The scientific field is vast, encompassing chemistry, physics, ecology, environment, mathematics, engineering, biology, nuclear, medicine, pharmaceuticals and more. And, the emergence of new domains such as genetics and molecular biology has only expanded the need for translation.
The scientific world has always been based on international exchanges. Technological advances and expanding knowledge have accentuated this phenomenon. Today, all countries are engaged in scientific research and many collaborate with other countries as part of bilateral agreements. While the common language is currently English, it is still essential to translate the most critical data into other languages.
Scientific translation enables industry stakeholders to make their research accessible to a wider audience and boost their impact. By increasing their visibility, they improve their chances to sell their products, particularly in the pharmaceutical sector.

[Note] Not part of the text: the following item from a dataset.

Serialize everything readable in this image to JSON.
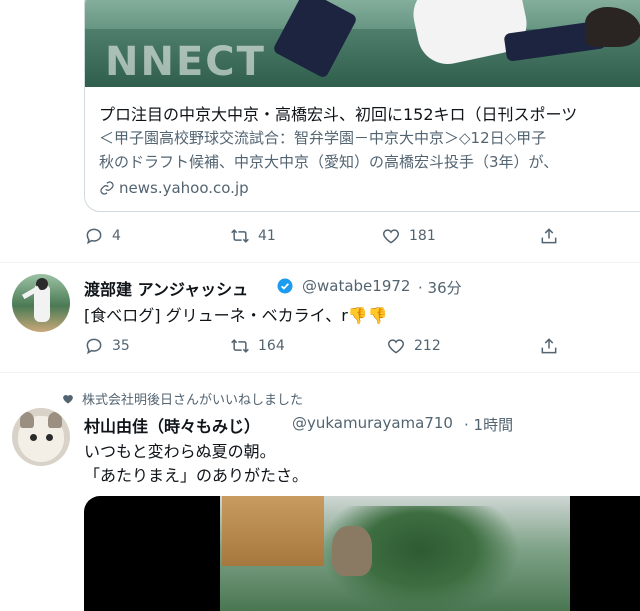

This means the stakes are high in scientific translation. A poor translation can have a serious impact. Scientific texts contain technical ideas and terms that require in-depth knowledge of the terminology used in this field. In order to provide quality in these complex scientific translations, translators must be knowledgeable in their particular field and complete continuing education to stay up to date on the latest changes in the industry.